In May 1886 he set out to find a band of men who had stolen horses from his and neighboring ranches, and after trailing them for several months he killed some of the thieves and captured the rest in New Mexico; he returned the horses to his neighbors. This exploit gained the attention of the Texas Rangers. Hughes was persuaded to enlist in the rangers at Georgetown, sworn in on August 10, 1887, and assigned to Company D, Frontier Battalion, at Camp Wood. He served mainly along the border between Texas and Mexico. In 1893 Hughes was a sergeant in charge of a ranger detachment at Alpine. After Texas Ranger Capt. Frank Jones was killed that year, Hughes was made captain in command of Company D in El Paso. He was later appointed senior captain, with headquarters in Austin, and on January 31, 1915, having served as a captain and ranger longer than any other man, he retired from the force.
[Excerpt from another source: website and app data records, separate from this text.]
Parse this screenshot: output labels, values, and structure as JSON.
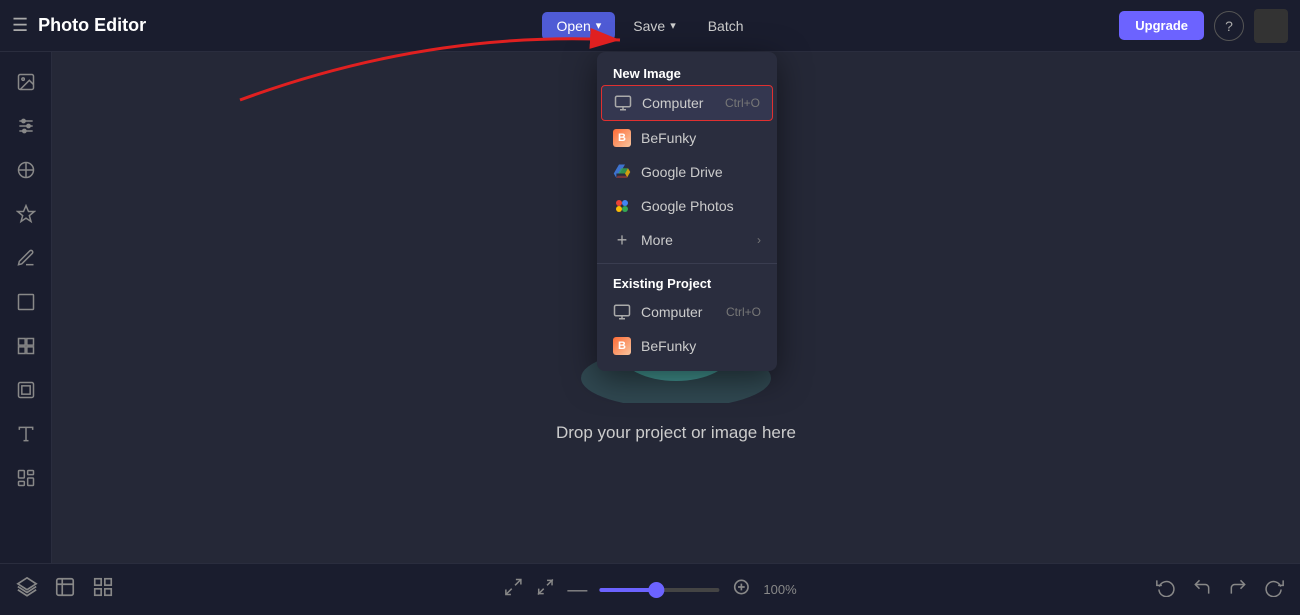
{
  "app": {
    "title": "Photo Editor"
  },
  "topbar": {
    "menu_icon": "☰",
    "open_label": "Open",
    "open_chevron": "▾",
    "save_label": "Save",
    "save_chevron": "▾",
    "batch_label": "Batch",
    "upgrade_label": "Upgrade",
    "help_icon": "?"
  },
  "dropdown": {
    "new_image_title": "New Image",
    "computer_label": "Computer",
    "computer_shortcut": "Ctrl+O",
    "befunky_label": "BeFunky",
    "google_drive_label": "Google Drive",
    "google_photos_label": "Google Photos",
    "more_label": "More",
    "existing_project_title": "Existing Project",
    "existing_computer_label": "Computer",
    "existing_computer_shortcut": "Ctrl+O",
    "existing_befunky_label": "BeFunky"
  },
  "main": {
    "drop_text": "Drop your project or image here"
  },
  "bottombar": {
    "zoom_value": "100%",
    "layers_icon": "⊞",
    "export_icon": "⬒",
    "grid_icon": "⊞"
  },
  "sidebar": {
    "icons": [
      "🖼",
      "⚙",
      "👁",
      "✦",
      "✏",
      "⬜",
      "⊞",
      "⬒",
      "T",
      "🖌"
    ]
  }
}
Zane Grey's novel The Lone Star Ranger (1914) is dedicated to Hughes and his Texas Rangers.
Hughes never married. He spent his later years prospecting and traveling by automobile. He became chairman of the board of directors and largest single stockholder of the Citizens Industrial Bank of Austin but maintained his residence in El Paso. In 1940 he was selected the first recipient of the Certificate of Valor, an award inaugurated to call attention to the bravery of peace officers of the nation. Hughes moved to Austin to live with a niece, and on June 3, 1947, at the age of ninety-two, he took his own life. He was buried in the State Cemetery.
30° 15.939, -097° 43.636
Texas State Cemetery